Provided data
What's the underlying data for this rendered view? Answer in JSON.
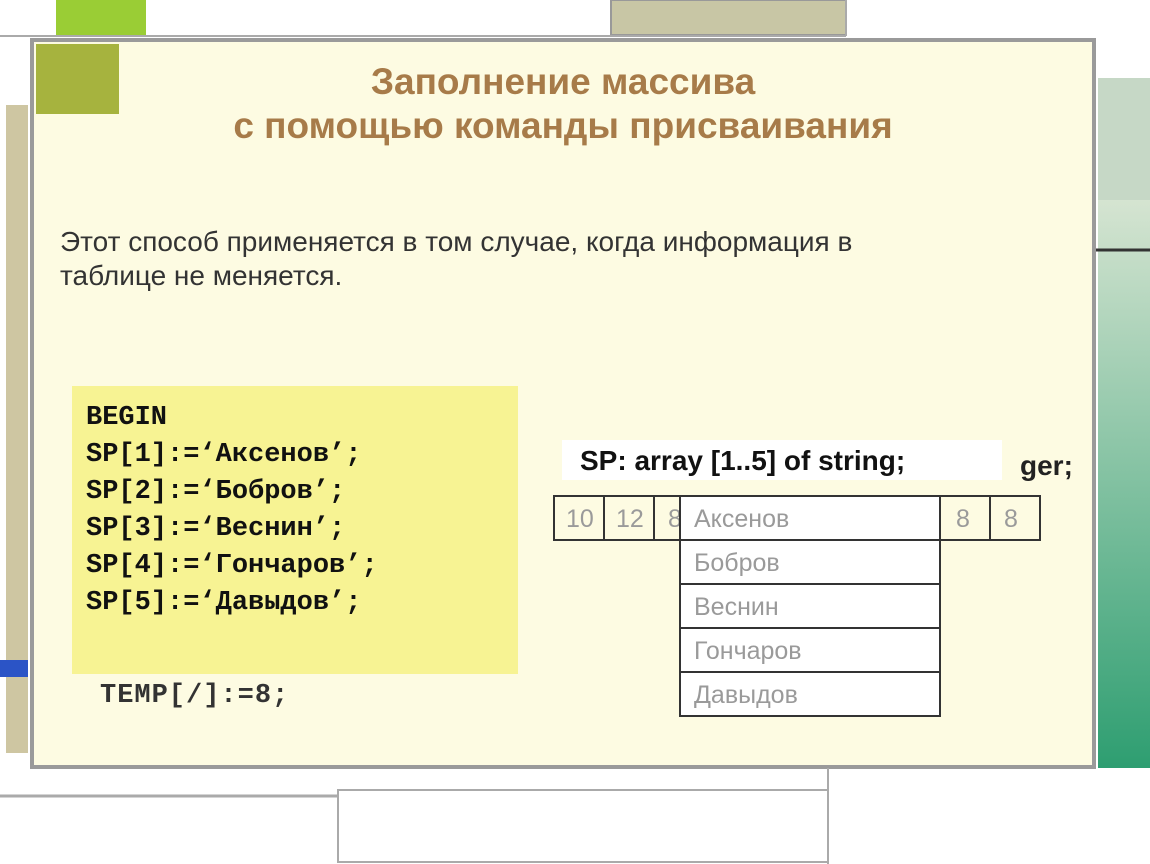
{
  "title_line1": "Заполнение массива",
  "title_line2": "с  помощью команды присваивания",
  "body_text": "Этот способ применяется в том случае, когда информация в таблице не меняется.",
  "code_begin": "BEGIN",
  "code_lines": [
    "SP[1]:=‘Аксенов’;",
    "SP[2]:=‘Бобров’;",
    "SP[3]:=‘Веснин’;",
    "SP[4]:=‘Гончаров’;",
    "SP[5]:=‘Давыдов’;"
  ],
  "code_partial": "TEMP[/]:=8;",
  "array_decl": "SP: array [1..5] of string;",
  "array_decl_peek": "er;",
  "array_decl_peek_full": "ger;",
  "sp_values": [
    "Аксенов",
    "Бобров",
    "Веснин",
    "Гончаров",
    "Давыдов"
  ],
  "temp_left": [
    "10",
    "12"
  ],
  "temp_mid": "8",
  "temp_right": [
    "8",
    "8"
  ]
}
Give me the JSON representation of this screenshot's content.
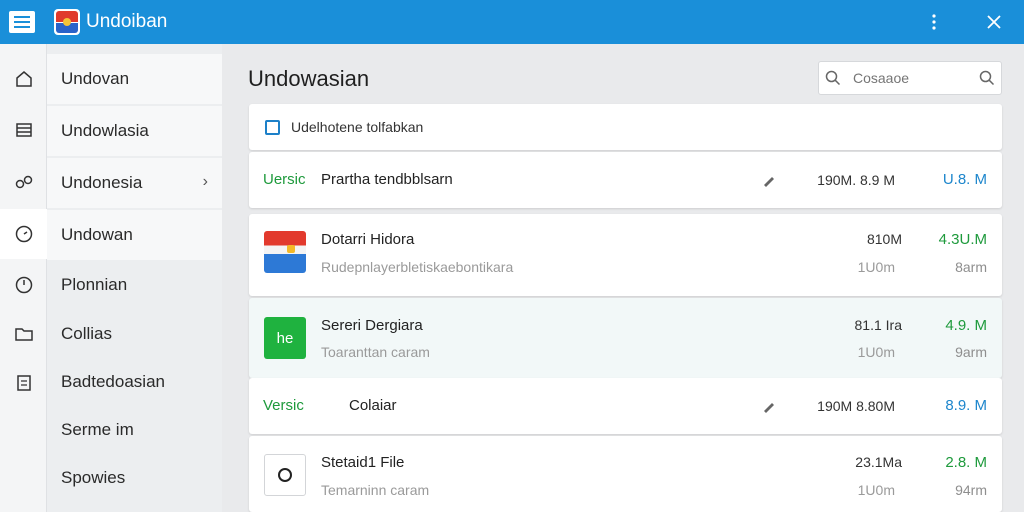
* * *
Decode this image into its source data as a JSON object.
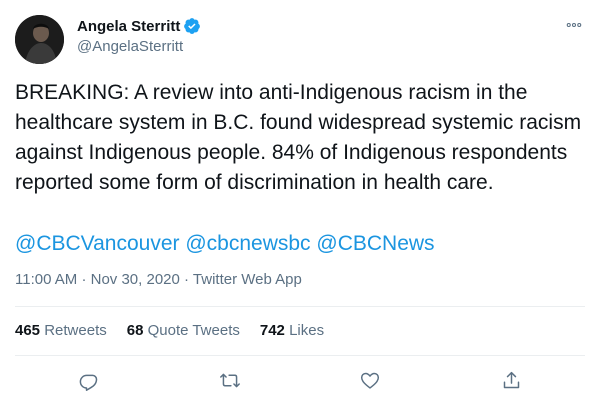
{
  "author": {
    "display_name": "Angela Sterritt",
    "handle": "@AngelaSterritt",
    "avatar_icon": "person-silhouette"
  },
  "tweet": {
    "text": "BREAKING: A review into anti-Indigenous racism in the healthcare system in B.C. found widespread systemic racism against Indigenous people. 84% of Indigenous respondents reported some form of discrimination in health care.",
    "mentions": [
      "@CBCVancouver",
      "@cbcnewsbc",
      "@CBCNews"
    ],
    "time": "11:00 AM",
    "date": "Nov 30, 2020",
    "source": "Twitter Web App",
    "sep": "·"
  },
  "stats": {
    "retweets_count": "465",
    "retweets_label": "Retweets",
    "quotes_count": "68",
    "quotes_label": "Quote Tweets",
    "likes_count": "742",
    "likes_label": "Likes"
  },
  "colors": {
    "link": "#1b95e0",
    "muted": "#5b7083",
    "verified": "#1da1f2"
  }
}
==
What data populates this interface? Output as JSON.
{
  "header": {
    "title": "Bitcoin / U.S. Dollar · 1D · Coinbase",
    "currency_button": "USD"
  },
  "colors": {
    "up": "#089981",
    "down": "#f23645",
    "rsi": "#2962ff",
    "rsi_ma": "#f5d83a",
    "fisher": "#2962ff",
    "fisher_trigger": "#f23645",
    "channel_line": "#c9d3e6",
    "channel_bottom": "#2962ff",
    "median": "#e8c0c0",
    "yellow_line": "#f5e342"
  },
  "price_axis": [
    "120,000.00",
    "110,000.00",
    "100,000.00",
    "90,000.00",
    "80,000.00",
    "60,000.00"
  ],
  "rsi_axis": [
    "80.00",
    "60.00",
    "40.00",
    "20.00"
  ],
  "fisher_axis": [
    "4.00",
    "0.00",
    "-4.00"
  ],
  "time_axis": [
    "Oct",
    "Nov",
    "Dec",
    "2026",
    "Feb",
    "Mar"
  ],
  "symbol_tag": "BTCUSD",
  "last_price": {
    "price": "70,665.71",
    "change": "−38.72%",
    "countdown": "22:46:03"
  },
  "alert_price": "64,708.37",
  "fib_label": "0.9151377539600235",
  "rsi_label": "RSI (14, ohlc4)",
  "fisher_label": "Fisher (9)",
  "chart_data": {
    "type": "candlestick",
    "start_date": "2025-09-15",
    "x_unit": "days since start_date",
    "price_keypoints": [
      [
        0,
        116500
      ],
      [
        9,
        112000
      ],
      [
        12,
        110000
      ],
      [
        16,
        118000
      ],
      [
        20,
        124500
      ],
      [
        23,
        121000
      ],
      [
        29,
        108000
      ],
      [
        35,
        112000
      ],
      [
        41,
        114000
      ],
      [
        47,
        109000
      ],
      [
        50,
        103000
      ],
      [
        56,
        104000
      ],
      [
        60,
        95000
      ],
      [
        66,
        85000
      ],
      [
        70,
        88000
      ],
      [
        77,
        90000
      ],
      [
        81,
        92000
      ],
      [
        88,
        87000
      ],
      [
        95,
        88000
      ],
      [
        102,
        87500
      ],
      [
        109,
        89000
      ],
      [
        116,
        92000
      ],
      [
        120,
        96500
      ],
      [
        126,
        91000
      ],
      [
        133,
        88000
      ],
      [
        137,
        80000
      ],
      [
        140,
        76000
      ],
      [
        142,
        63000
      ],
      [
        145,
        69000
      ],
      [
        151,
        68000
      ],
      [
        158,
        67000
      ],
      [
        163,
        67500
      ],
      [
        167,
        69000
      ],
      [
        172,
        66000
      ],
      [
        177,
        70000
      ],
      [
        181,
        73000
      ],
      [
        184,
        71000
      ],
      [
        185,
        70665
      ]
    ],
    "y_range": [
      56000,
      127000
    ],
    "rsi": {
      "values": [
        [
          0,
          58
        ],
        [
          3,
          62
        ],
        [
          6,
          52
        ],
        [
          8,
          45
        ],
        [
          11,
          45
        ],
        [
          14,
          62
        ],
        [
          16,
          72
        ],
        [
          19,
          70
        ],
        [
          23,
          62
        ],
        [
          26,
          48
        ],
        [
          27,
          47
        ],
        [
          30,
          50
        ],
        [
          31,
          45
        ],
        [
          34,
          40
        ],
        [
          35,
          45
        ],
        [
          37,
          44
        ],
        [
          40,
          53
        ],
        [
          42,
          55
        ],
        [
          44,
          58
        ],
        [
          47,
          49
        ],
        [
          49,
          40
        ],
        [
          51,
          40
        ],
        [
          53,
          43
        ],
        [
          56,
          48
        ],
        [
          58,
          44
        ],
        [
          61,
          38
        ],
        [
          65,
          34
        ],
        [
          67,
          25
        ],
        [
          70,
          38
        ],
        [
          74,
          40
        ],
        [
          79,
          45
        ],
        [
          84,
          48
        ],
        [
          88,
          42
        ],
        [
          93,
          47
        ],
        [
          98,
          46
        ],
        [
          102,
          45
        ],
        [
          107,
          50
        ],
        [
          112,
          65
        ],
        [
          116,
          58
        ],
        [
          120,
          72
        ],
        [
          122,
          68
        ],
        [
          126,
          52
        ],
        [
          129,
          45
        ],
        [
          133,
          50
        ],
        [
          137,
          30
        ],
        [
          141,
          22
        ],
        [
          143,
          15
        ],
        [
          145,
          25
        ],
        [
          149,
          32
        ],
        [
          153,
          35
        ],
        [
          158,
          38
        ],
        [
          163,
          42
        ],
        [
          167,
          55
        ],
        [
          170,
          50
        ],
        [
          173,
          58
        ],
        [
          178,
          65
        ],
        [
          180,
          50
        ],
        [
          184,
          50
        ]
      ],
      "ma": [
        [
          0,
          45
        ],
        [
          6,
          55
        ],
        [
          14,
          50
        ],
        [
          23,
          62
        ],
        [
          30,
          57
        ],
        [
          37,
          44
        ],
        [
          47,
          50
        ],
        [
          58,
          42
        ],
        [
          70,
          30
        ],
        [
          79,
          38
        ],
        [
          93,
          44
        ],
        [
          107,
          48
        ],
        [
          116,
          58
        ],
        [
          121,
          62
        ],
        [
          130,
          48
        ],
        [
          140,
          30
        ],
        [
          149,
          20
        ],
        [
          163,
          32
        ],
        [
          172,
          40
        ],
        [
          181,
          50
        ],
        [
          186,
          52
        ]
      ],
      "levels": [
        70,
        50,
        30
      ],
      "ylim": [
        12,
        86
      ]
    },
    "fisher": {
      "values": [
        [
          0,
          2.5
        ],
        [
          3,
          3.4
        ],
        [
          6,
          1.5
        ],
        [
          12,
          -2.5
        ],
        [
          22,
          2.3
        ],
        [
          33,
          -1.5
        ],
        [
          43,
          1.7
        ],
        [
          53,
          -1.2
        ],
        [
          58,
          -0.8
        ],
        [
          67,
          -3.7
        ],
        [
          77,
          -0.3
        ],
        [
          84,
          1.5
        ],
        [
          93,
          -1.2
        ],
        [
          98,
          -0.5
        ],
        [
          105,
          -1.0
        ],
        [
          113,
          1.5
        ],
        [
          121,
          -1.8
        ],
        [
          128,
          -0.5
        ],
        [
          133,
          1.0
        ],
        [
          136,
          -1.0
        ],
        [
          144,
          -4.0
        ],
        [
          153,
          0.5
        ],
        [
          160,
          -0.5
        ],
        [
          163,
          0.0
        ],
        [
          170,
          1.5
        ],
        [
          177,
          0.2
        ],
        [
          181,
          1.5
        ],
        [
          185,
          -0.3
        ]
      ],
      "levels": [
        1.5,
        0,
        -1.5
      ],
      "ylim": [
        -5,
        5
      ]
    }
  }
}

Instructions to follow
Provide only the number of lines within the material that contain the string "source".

Answer box
2